— Exercise details —
Line by line, give the data again exactly as it appears, but without pictures.

— Data —
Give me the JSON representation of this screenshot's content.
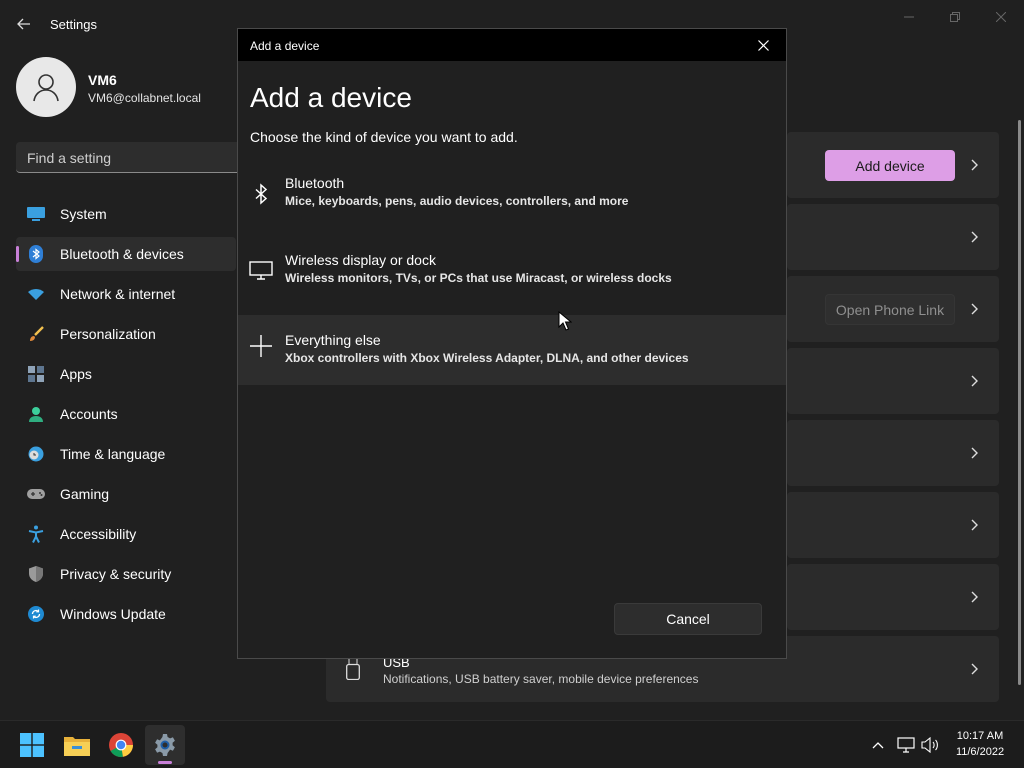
{
  "window": {
    "title": "Settings",
    "back_icon": "back-arrow-icon",
    "controls": [
      "minimize-icon",
      "maximize-icon",
      "close-icon"
    ]
  },
  "profile": {
    "name": "VM6",
    "email": "VM6@collabnet.local",
    "avatar_icon": "person-icon"
  },
  "search": {
    "placeholder": "Find a setting"
  },
  "sidebar": {
    "accent_color": "#c880d8",
    "items": [
      {
        "label": "System",
        "icon": "system-icon",
        "active": false
      },
      {
        "label": "Bluetooth & devices",
        "icon": "bluetooth-icon",
        "active": true
      },
      {
        "label": "Network & internet",
        "icon": "wifi-icon",
        "active": false
      },
      {
        "label": "Personalization",
        "icon": "brush-icon",
        "active": false
      },
      {
        "label": "Apps",
        "icon": "apps-icon",
        "active": false
      },
      {
        "label": "Accounts",
        "icon": "accounts-icon",
        "active": false
      },
      {
        "label": "Time & language",
        "icon": "clock-globe-icon",
        "active": false
      },
      {
        "label": "Gaming",
        "icon": "gamepad-icon",
        "active": false
      },
      {
        "label": "Accessibility",
        "icon": "accessibility-icon",
        "active": false
      },
      {
        "label": "Privacy & security",
        "icon": "shield-icon",
        "active": false
      },
      {
        "label": "Windows Update",
        "icon": "update-icon",
        "active": false
      }
    ]
  },
  "content": {
    "add_device_label": "Add device",
    "open_phone_link_label": "Open Phone Link",
    "usb": {
      "title": "USB",
      "subtitle": "Notifications, USB battery saver, mobile device preferences"
    }
  },
  "dialog": {
    "titlebar": "Add a device",
    "heading": "Add a device",
    "subtitle": "Choose the kind of device you want to add.",
    "options": [
      {
        "title": "Bluetooth",
        "description": "Mice, keyboards, pens, audio devices, controllers, and more",
        "icon": "bluetooth-icon"
      },
      {
        "title": "Wireless display or dock",
        "description": "Wireless monitors, TVs, or PCs that use Miracast, or wireless docks",
        "icon": "monitor-icon"
      },
      {
        "title": "Everything else",
        "description": "Xbox controllers with Xbox Wireless Adapter, DLNA, and other devices",
        "icon": "plus-icon"
      }
    ],
    "cancel_label": "Cancel"
  },
  "taskbar": {
    "apps": [
      "windows-start-icon",
      "file-explorer-icon",
      "chrome-icon",
      "settings-gear-icon"
    ],
    "tray": [
      "chevron-up-icon",
      "network-icon",
      "volume-icon"
    ],
    "time": "10:17 AM",
    "date": "11/6/2022"
  }
}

— Response to the exercise —
Give me the JSON representation of this screenshot's content.
{
  "window": {
    "title": "Settings",
    "back_icon": "back-arrow-icon",
    "controls": [
      "minimize-icon",
      "maximize-icon",
      "close-icon"
    ]
  },
  "profile": {
    "name": "VM6",
    "email": "VM6@collabnet.local",
    "avatar_icon": "person-icon"
  },
  "search": {
    "placeholder": "Find a setting"
  },
  "sidebar": {
    "accent_color": "#c880d8",
    "items": [
      {
        "label": "System",
        "icon": "system-icon",
        "active": false
      },
      {
        "label": "Bluetooth & devices",
        "icon": "bluetooth-icon",
        "active": true
      },
      {
        "label": "Network & internet",
        "icon": "wifi-icon",
        "active": false
      },
      {
        "label": "Personalization",
        "icon": "brush-icon",
        "active": false
      },
      {
        "label": "Apps",
        "icon": "apps-icon",
        "active": false
      },
      {
        "label": "Accounts",
        "icon": "accounts-icon",
        "active": false
      },
      {
        "label": "Time & language",
        "icon": "clock-globe-icon",
        "active": false
      },
      {
        "label": "Gaming",
        "icon": "gamepad-icon",
        "active": false
      },
      {
        "label": "Accessibility",
        "icon": "accessibility-icon",
        "active": false
      },
      {
        "label": "Privacy & security",
        "icon": "shield-icon",
        "active": false
      },
      {
        "label": "Windows Update",
        "icon": "update-icon",
        "active": false
      }
    ]
  },
  "content": {
    "add_device_label": "Add device",
    "open_phone_link_label": "Open Phone Link",
    "usb": {
      "title": "USB",
      "subtitle": "Notifications, USB battery saver, mobile device preferences"
    }
  },
  "dialog": {
    "titlebar": "Add a device",
    "heading": "Add a device",
    "subtitle": "Choose the kind of device you want to add.",
    "options": [
      {
        "title": "Bluetooth",
        "description": "Mice, keyboards, pens, audio devices, controllers, and more",
        "icon": "bluetooth-icon"
      },
      {
        "title": "Wireless display or dock",
        "description": "Wireless monitors, TVs, or PCs that use Miracast, or wireless docks",
        "icon": "monitor-icon"
      },
      {
        "title": "Everything else",
        "description": "Xbox controllers with Xbox Wireless Adapter, DLNA, and other devices",
        "icon": "plus-icon"
      }
    ],
    "cancel_label": "Cancel"
  },
  "taskbar": {
    "apps": [
      "windows-start-icon",
      "file-explorer-icon",
      "chrome-icon",
      "settings-gear-icon"
    ],
    "tray": [
      "chevron-up-icon",
      "network-icon",
      "volume-icon"
    ],
    "time": "10:17 AM",
    "date": "11/6/2022"
  }
}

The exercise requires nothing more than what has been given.